In the beginning of the year 1837 tidings reached him of the illness of his mother, and he prepared to go to Plymouth to see her. Whilst packing his portmanteau he felt convinced that he should only arrive home to find his mother dead. There was nothing alarming in the letter, but he began to realize it was God's voice to him. The tedious coach journey was accomplished, and, as he had surmised, his mother had departed. Falling down on his knees by her coffin alone that night he cried out, " Lord, thou must save me, or I am lost forever." That was a real prayer.
Shortly afterward he was led to Christ through the preaching of an earnest servant of God in Plymouth, and from that day to him "to live was Christ." He turned his back there and then on the world, and gave up his profession that he might devote himself to the study of the Scriptures and to the work of the gospel. There were at that time many earnest and godly men in Plymouth with whom he was thrown; and these met daily for the study of the Scriptures and for prayer. He thus became trained in the work of the gospel, and entered on a new career of unswerving devotion in the Master's cause.
For several years his labors were confined chiefly to Devonshire; and through the whole of the county he went preaching Christ crucified, and ably ministering the word of God amongst Christians. Plymouth, Exmouth, Bideford, and Barnstaple were the chief centers of his work for a time. Latterly, on going to Exeter to reside, the sphere of his influence widened considerably. His name is specially associated with the prophetic meetings held in London, in Freemasons' Hall, in the years 1865 and 1867; and his visits to Dublin, Glasgow, Birmingham, Hereford, and Taunton, will long be remembered by those who were privileged to meet him and hear him speak.
His teaching was remarkable, not only for its clearness and depth, but also for its close adherence to Scripture, thus proving how much he lived in communion with God. The great central truths of Salvation through the cross of Christ, and of the Second Coming of the Lord, were ever present to his mind, and pervaded all his teaching. Fearless in his denunciation of what he believed to be error; intensely solemn in his warnings of the power and the consequences of sin; an unflinching standard-bearer of the gospel of God's grace, and yet most tender in ministering the truth of God to stricken ones-he was the means of strengthening the hands of many a feeble one, and of preserving from the snares of the adversary many of God's people.
His last visit to London was made in the autumn of 1867; and although symptoms had then appeared of the disease that so soon after laid him altogether aside, he relaxed none of his energies.
On the Lord's-day he gave no less than six addresses, one of them being delivered in the open-air in Soho Square. He touchingly referred to the days long gone by when he, as a young man of fashion, was well acquainted with that locality; narrating the incidents that had led to the great change in his life, and then testifying to the happiness and blessing of the period of his life since spent in the Lord's service. Fervently he appealed to the numbers of young men crowding around him to turn their backs on the world and sin, and come boldly forth for Christ.

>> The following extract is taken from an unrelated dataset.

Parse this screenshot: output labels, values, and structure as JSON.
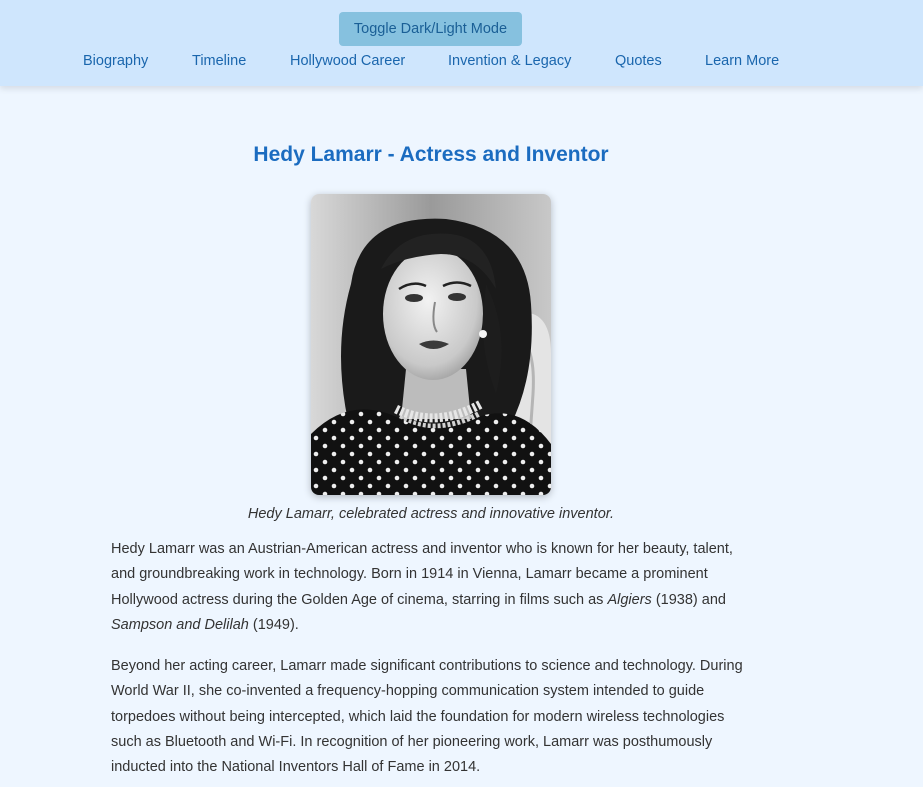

It was past ten o'clock that night before he had finished his work; and it was amongst the last of his days of public service for the Lord.
Very shortly afterward paralysis supervened, which gradually exhausted his mental and physical powers. So gradual was the progress of the disease that for seven years and a half he remained amongst his family, though unable to take any active part in the work of the Lord. During this long trial of patience and faith no murmur ever passed his lips. His peace was unbroken, and his mind unclouded by any fear or doubt. He always delighted to hear of the Lord's work, especially that portion in which his own children were engaged. In July, 1875, he quietly passed away, falling asleep in Jesus to await the day of resurrection.